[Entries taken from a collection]
________

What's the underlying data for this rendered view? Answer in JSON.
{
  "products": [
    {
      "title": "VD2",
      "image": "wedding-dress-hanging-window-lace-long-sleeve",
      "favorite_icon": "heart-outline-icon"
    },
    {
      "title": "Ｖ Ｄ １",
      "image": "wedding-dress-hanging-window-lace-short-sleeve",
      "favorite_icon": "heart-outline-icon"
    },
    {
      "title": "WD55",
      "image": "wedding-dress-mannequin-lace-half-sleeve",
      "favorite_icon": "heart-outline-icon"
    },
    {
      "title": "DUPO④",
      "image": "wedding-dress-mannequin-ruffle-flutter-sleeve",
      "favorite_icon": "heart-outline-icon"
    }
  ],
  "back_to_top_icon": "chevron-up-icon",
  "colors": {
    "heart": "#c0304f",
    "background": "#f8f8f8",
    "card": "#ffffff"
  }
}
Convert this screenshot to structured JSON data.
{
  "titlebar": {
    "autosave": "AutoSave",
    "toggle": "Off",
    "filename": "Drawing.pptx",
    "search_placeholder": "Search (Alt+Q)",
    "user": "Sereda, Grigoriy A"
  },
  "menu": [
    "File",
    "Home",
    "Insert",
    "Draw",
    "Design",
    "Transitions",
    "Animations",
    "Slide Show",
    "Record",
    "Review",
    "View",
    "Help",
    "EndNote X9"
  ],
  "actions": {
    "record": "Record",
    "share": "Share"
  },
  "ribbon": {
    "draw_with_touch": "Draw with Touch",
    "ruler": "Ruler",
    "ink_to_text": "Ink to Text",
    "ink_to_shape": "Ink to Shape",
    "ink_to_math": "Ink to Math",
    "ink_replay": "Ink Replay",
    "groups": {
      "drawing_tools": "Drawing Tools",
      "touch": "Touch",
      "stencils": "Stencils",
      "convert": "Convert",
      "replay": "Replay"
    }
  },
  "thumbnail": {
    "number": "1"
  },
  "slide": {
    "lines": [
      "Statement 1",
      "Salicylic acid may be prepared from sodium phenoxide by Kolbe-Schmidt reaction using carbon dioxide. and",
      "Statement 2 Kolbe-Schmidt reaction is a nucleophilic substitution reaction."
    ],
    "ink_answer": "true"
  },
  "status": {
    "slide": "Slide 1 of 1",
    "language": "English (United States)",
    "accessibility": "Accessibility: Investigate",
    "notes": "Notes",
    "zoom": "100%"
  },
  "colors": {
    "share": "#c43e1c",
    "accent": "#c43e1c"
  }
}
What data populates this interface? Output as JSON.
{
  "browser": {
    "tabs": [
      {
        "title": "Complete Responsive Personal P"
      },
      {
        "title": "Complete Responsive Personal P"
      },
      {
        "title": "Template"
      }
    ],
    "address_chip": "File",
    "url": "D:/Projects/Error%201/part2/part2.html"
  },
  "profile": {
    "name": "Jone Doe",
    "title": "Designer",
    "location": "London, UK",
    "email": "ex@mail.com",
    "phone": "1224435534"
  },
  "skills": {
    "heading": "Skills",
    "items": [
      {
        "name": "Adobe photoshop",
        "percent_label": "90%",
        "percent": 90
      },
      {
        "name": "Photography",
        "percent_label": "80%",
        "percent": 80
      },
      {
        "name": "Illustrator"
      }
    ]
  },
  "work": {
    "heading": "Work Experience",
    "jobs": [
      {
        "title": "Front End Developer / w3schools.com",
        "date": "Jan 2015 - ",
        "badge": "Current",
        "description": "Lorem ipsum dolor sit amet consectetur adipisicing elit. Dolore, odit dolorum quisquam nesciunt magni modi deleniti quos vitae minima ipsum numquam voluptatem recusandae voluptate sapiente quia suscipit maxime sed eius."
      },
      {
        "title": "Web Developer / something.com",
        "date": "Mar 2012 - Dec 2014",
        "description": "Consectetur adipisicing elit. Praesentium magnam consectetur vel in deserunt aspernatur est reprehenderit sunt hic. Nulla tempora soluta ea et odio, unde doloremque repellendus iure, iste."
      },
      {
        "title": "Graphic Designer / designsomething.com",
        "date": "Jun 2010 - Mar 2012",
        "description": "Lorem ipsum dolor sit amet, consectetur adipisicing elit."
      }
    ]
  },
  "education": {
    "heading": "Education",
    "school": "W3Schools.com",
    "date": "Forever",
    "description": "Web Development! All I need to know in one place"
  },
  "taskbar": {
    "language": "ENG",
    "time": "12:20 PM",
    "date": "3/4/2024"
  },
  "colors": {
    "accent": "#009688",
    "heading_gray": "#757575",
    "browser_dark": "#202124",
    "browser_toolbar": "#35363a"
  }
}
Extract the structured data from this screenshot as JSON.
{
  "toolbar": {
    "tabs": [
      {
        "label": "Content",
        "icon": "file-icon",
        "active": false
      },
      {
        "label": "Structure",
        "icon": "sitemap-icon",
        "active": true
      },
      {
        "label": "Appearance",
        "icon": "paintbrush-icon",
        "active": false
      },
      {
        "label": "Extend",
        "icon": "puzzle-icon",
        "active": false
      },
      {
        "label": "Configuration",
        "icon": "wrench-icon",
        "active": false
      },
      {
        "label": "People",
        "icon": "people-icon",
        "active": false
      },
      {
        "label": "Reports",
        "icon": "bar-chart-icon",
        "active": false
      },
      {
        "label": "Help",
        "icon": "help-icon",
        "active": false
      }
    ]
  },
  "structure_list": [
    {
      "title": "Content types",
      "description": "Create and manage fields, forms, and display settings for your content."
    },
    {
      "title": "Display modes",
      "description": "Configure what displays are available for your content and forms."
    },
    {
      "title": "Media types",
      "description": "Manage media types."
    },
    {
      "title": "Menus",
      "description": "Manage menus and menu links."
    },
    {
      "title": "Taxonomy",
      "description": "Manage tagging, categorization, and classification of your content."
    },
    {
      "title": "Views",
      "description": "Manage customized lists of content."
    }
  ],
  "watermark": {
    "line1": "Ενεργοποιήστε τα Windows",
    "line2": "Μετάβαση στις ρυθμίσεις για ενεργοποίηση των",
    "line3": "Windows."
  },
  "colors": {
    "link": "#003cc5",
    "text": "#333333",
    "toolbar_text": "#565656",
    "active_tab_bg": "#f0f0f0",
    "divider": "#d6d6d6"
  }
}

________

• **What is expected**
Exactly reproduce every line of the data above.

• **Expected answer**
What's the underlying data for this rendered view? Answer in JSON.
{
  "products": [
    {
      "title": "VD2",
      "image": "wedding-dress-hanging-window-lace-long-sleeve",
      "favorite_icon": "heart-outline-icon"
    },
    {
      "title": "Ｖ Ｄ １",
      "image": "wedding-dress-hanging-window-lace-short-sleeve",
      "favorite_icon": "heart-outline-icon"
    },
    {
      "title": "WD55",
      "image": "wedding-dress-mannequin-lace-half-sleeve",
      "favorite_icon": "heart-outline-icon"
    },
    {
      "title": "DUPO④",
      "image": "wedding-dress-mannequin-ruffle-flutter-sleeve",
      "favorite_icon": "heart-outline-icon"
    }
  ],
  "back_to_top_icon": "chevron-up-icon",
  "colors": {
    "heart": "#c0304f",
    "background": "#f8f8f8",
    "card": "#ffffff"
  }
}
Convert this screenshot to structured JSON data.
{
  "titlebar": {
    "autosave": "AutoSave",
    "toggle": "Off",
    "filename": "Drawing.pptx",
    "search_placeholder": "Search (Alt+Q)",
    "user": "Sereda, Grigoriy A"
  },
  "menu": [
    "File",
    "Home",
    "Insert",
    "Draw",
    "Design",
    "Transitions",
    "Animations",
    "Slide Show",
    "Record",
    "Review",
    "View",
    "Help",
    "EndNote X9"
  ],
  "actions": {
    "record": "Record",
    "share": "Share"
  },
  "ribbon": {
    "draw_with_touch": "Draw with Touch",
    "ruler": "Ruler",
    "ink_to_text": "Ink to Text",
    "ink_to_shape": "Ink to Shape",
    "ink_to_math": "Ink to Math",
    "ink_replay": "Ink Replay",
    "groups": {
      "drawing_tools": "Drawing Tools",
      "touch": "Touch",
      "stencils": "Stencils",
      "convert": "Convert",
      "replay": "Replay"
    }
  },
  "thumbnail": {
    "number": "1"
  },
  "slide": {
    "lines": [
      "Statement 1",
      "Salicylic acid may be prepared from sodium phenoxide by Kolbe-Schmidt reaction using carbon dioxide. and",
      "Statement 2 Kolbe-Schmidt reaction is a nucleophilic substitution reaction."
    ],
    "ink_answer": "true"
  },
  "status": {
    "slide": "Slide 1 of 1",
    "language": "English (United States)",
    "accessibility": "Accessibility: Investigate",
    "notes": "Notes",
    "zoom": "100%"
  },
  "colors": {
    "share": "#c43e1c",
    "accent": "#c43e1c"
  }
}
What data populates this interface? Output as JSON.
{
  "browser": {
    "tabs": [
      {
        "title": "Complete Responsive Personal P"
      },
      {
        "title": "Complete Responsive Personal P"
      },
      {
        "title": "Template"
      }
    ],
    "address_chip": "File",
    "url": "D:/Projects/Error%201/part2/part2.html"
  },
  "profile": {
    "name": "Jone Doe",
    "title": "Designer",
    "location": "London, UK",
    "email": "ex@mail.com",
    "phone": "1224435534"
  },
  "skills": {
    "heading": "Skills",
    "items": [
      {
        "name": "Adobe photoshop",
        "percent_label": "90%",
        "percent": 90
      },
      {
        "name": "Photography",
        "percent_label": "80%",
        "percent": 80
      },
      {
        "name": "Illustrator"
      }
    ]
  },
  "work": {
    "heading": "Work Experience",
    "jobs": [
      {
        "title": "Front End Developer / w3schools.com",
        "date": "Jan 2015 - ",
        "badge": "Current",
        "description": "Lorem ipsum dolor sit amet consectetur adipisicing elit. Dolore, odit dolorum quisquam nesciunt magni modi deleniti quos vitae minima ipsum numquam voluptatem recusandae voluptate sapiente quia suscipit maxime sed eius."
      },
      {
        "title": "Web Developer / something.com",
        "date": "Mar 2012 - Dec 2014",
        "description": "Consectetur adipisicing elit. Praesentium magnam consectetur vel in deserunt aspernatur est reprehenderit sunt hic. Nulla tempora soluta ea et odio, unde doloremque repellendus iure, iste."
      },
      {
        "title": "Graphic Designer / designsomething.com",
        "date": "Jun 2010 - Mar 2012",
        "description": "Lorem ipsum dolor sit amet, consectetur adipisicing elit."
      }
    ]
  },
  "education": {
    "heading": "Education",
    "school": "W3Schools.com",
    "date": "Forever",
    "description": "Web Development! All I need to know in one place"
  },
  "taskbar": {
    "language": "ENG",
    "time": "12:20 PM",
    "date": "3/4/2024"
  },
  "colors": {
    "accent": "#009688",
    "heading_gray": "#757575",
    "browser_dark": "#202124",
    "browser_toolbar": "#35363a"
  }
}
Extract the structured data from this screenshot as JSON.
{
  "toolbar": {
    "tabs": [
      {
        "label": "Content",
        "icon": "file-icon",
        "active": false
      },
      {
        "label": "Structure",
        "icon": "sitemap-icon",
        "active": true
      },
      {
        "label": "Appearance",
        "icon": "paintbrush-icon",
        "active": false
      },
      {
        "label": "Extend",
        "icon": "puzzle-icon",
        "active": false
      },
      {
        "label": "Configuration",
        "icon": "wrench-icon",
        "active": false
      },
      {
        "label": "People",
        "icon": "people-icon",
        "active": false
      },
      {
        "label": "Reports",
        "icon": "bar-chart-icon",
        "active": false
      },
      {
        "label": "Help",
        "icon": "help-icon",
        "active": false
      }
    ]
  },
  "structure_list": [
    {
      "title": "Content types",
      "description": "Create and manage fields, forms, and display settings for your content."
    },
    {
      "title": "Display modes",
      "description": "Configure what displays are available for your content and forms."
    },
    {
      "title": "Media types",
      "description": "Manage media types."
    },
    {
      "title": "Menus",
      "description": "Manage menus and menu links."
    },
    {
      "title": "Taxonomy",
      "description": "Manage tagging, categorization, and classification of your content."
    },
    {
      "title": "Views",
      "description": "Manage customized lists of content."
    }
  ],
  "watermark": {
    "line1": "Ενεργοποιήστε τα Windows",
    "line2": "Μετάβαση στις ρυθμίσεις για ενεργοποίηση των",
    "line3": "Windows."
  },
  "colors": {
    "link": "#003cc5",
    "text": "#333333",
    "toolbar_text": "#565656",
    "active_tab_bg": "#f0f0f0",
    "divider": "#d6d6d6"
  }
}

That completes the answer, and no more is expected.